Is Your Marketing on Target?

How Can Research Support and Improve Your Marketing?

Marketing is another word for messaging.  Everything you do to get a product sold is about messaging.  From the design of the product to the quality to the packaging and advertising, every aspect of a product carries a message with it.  It may say “unique.”  It may say “this will do the job better than any other product.”  It may say “this is something I’ve got to own to reflect my personal status.”  We hope it says “quality.”  The key to successful marketing is that the correct messages get to the correct people.  Both sides of that equation are fundamental to success.

The correct message conveys the most important benefits/features of the product.  Most products have more than one benefit/feature.  Your messaging needs to reflect the benefits that both define the product (Does it have a premium market position?  If so, why?  What about it says “premium”?)  and sell the product (What are the unique benefits?  Why should you buy this product versus other such products?) . 

Research can identify the right messaging in multiple ways.  Consumers can rate or rank lists of features/benefits on their importance in the purchase decision.  We can ask them to associate monetary value to features to understand what consumers are willing to pay for, or not pay for, specific features.  We can test in different cells with or without specific features to measure how purchase intent changes. 

The other half of the marketing messaging equation relates to where the message is received.  Suppose we’ve already tested the messages and know which messages are most important to defining and selling the product.  Research can identify who those messages appeal to.   What are the demographics and lifestyles of consumers who want this product?  Are they male or female?  Younger or older?  Families or singles?  Health Enthusiasts or Cooking Enthusiasts?  Gourmet cooks or beginners?  Once you know who the target is, every aspect of your marketing/messaging should be adjusted to reach for and appeal to that target.  Imagery should reflect the right home environment (Mom cooking with children playing in the background?  Couple enjoying quiet, romantic dinner?) and should be communicated via the right channels (packaging, print,  in-store, your website, social media, etc.). 

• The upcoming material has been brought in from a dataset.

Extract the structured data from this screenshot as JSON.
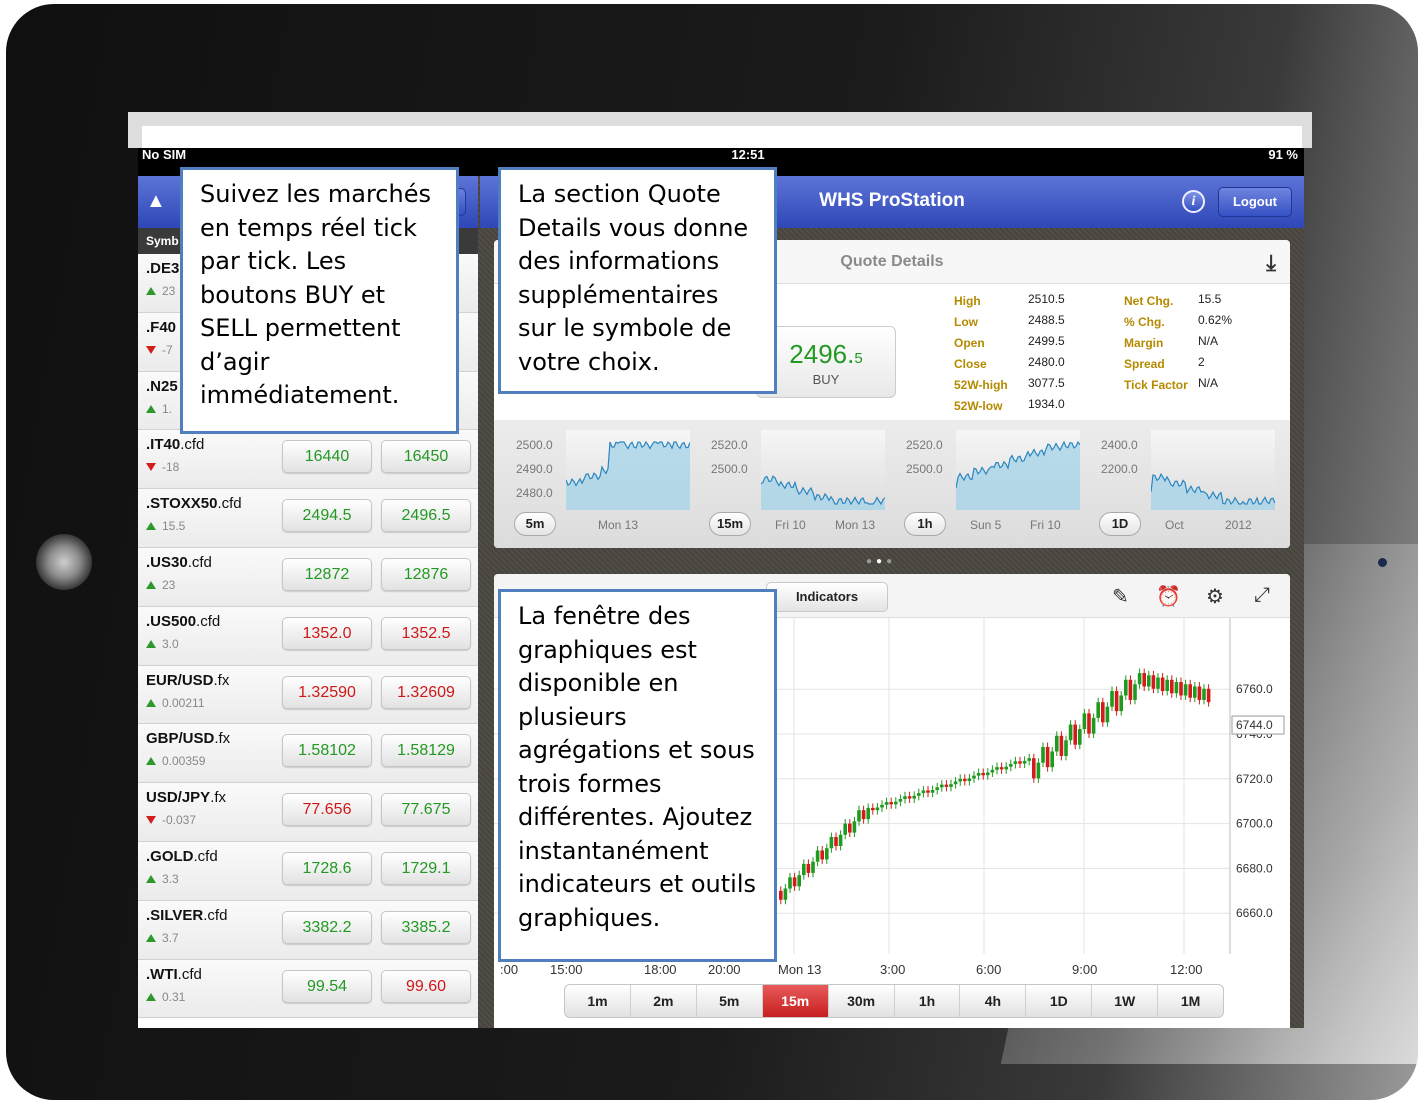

Research can help you with both sides of the marketing/messaging equation.  Don’t assume your products’ benefits are self-evident or that your consumers will find you.  Call us today (609-896-1108 or to reach out and find them with the right product via the right message.